* _ABOUT THIS EXERCISE_:
All entries are to be copied exactly, with pictures removed.

* _Website and app data records_:
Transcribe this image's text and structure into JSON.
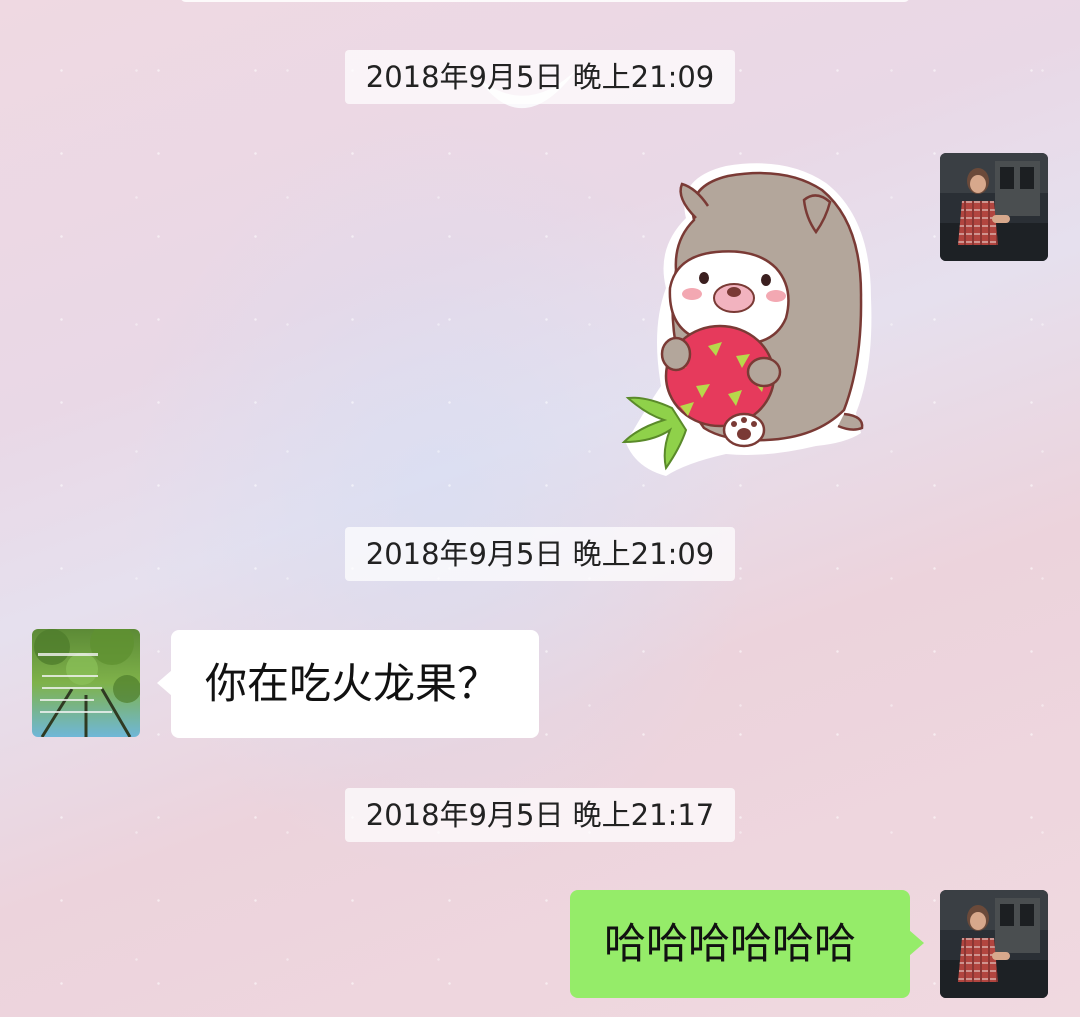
{
  "chat": {
    "messages": [
      {
        "timestamp": "2018年9月5日 晚上21:09",
        "sender": "me",
        "type": "sticker",
        "sticker": "bear-eating-dragon-fruit-sticker"
      },
      {
        "timestamp": "2018年9月5日 晚上21:09",
        "sender": "other",
        "type": "text",
        "text": "你在吃火龙果？"
      },
      {
        "timestamp": "2018年9月5日 晚上21:17",
        "sender": "me",
        "type": "text",
        "text": "哈哈哈哈哈哈"
      }
    ]
  },
  "colors": {
    "outgoing_bubble": "#95ec69",
    "incoming_bubble": "#ffffff",
    "timestamp_bg": "#ffffff"
  }
}
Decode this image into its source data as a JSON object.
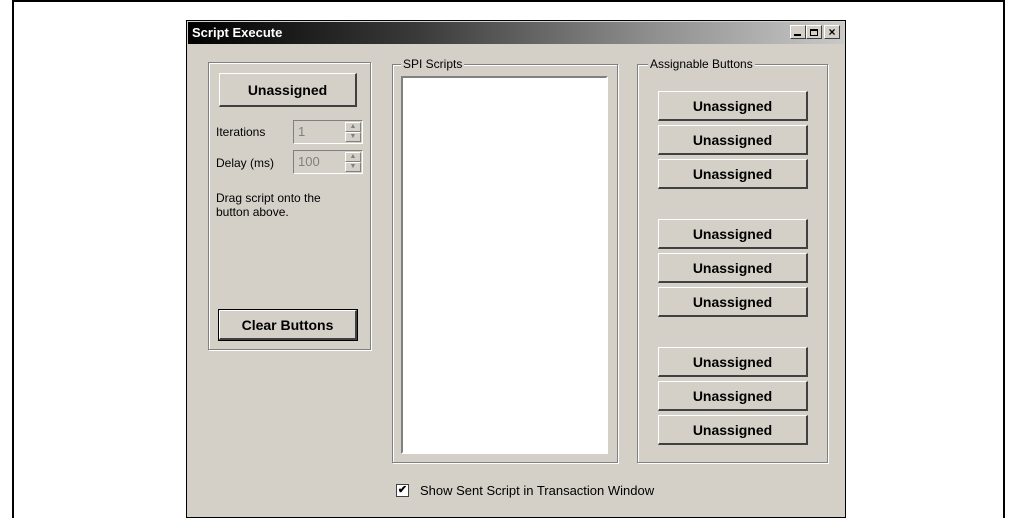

* _RESPONSE_:
Transcribe this image's text and structure into JSON.
{
  "chat": {
    "messages": [
      {
        "timestamp": "2018年9月5日 晚上21:09",
        "sender": "me",
        "type": "sticker",
        "sticker": "bear-eating-dragon-fruit-sticker"
      },
      {
        "timestamp": "2018年9月5日 晚上21:09",
        "sender": "other",
        "type": "text",
        "text": "你在吃火龙果？"
      },
      {
        "timestamp": "2018年9月5日 晚上21:17",
        "sender": "me",
        "type": "text",
        "text": "哈哈哈哈哈哈"
      }
    ]
  },
  "colors": {
    "outgoing_bubble": "#95ec69",
    "incoming_bubble": "#ffffff",
    "timestamp_bg": "#ffffff"
  }
}
Decode this image into its source data as a JSON object.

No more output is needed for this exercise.